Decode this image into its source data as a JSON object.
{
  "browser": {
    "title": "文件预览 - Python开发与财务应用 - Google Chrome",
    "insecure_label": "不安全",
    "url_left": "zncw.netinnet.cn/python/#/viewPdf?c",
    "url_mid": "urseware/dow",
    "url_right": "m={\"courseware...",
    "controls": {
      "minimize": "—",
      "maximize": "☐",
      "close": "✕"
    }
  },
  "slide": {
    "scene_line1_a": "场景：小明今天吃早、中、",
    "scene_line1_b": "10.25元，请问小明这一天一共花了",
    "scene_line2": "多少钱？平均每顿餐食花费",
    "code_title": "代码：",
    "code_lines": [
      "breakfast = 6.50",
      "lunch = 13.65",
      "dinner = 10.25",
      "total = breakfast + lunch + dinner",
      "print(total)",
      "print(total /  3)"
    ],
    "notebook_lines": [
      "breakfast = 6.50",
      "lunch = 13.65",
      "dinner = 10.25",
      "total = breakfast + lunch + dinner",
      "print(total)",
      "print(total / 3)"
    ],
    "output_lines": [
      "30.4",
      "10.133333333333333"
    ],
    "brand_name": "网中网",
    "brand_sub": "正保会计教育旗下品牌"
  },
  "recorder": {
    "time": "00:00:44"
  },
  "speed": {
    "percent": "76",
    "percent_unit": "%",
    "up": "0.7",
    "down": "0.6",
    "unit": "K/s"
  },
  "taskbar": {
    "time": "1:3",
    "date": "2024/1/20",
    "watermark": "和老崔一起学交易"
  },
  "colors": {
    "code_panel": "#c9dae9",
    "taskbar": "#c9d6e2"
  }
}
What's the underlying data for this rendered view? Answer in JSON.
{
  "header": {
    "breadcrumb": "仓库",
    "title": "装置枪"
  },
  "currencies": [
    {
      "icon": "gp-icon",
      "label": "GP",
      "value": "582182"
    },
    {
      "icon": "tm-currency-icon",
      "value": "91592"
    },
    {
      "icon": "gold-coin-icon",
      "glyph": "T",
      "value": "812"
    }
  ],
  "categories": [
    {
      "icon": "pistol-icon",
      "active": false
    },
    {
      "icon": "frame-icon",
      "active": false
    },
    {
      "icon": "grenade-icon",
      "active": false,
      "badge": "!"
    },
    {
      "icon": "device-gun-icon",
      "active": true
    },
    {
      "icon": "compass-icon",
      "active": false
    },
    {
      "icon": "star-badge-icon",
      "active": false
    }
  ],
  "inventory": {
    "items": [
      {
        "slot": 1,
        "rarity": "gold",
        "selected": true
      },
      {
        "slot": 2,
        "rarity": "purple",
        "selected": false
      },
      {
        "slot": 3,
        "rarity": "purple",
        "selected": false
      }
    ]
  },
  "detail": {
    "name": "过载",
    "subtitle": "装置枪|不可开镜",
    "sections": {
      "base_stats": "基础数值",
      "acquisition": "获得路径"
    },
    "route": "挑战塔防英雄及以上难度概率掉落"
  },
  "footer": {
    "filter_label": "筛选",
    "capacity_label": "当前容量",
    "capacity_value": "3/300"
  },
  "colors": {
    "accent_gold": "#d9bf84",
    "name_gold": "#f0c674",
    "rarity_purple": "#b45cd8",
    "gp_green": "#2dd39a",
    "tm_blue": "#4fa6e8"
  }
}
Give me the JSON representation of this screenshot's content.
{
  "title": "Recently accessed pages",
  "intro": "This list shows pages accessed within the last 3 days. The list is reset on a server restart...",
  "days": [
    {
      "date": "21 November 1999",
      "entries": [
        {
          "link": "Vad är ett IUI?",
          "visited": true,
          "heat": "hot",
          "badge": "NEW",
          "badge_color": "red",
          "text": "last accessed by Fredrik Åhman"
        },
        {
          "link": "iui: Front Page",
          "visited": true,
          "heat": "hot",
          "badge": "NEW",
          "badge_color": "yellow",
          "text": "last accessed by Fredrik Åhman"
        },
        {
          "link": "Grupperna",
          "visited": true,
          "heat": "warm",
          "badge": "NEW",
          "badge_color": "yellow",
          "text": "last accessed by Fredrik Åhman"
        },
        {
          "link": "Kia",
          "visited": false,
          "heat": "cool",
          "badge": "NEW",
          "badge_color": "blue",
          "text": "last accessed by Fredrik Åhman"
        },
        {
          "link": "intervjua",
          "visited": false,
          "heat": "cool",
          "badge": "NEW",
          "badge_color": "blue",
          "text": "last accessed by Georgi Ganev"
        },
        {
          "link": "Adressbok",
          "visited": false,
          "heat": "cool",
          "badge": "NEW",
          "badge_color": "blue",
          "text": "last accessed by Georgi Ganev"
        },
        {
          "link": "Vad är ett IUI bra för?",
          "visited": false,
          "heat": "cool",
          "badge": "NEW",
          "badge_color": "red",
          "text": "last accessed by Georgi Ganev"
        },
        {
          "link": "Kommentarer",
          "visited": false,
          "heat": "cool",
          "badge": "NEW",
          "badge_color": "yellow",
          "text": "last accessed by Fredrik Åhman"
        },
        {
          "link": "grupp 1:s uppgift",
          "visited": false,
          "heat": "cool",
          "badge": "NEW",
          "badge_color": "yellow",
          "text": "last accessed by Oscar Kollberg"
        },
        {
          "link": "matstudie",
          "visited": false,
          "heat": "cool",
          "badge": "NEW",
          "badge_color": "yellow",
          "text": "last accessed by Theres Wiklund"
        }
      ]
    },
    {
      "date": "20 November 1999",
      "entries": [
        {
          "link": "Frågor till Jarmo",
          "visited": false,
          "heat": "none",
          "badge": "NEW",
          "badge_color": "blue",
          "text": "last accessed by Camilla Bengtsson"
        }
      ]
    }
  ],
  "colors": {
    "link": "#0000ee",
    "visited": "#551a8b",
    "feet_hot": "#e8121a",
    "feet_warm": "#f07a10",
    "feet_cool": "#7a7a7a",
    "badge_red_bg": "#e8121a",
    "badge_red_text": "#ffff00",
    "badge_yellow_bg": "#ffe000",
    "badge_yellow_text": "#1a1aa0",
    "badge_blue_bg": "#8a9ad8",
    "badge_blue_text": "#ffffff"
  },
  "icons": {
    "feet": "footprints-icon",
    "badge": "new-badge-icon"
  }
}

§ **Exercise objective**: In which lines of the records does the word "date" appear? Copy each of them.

§ **Answer box**:
    "date": "2024/1/20",
      "date": "21 November 1999",
      "date": "20 November 1999",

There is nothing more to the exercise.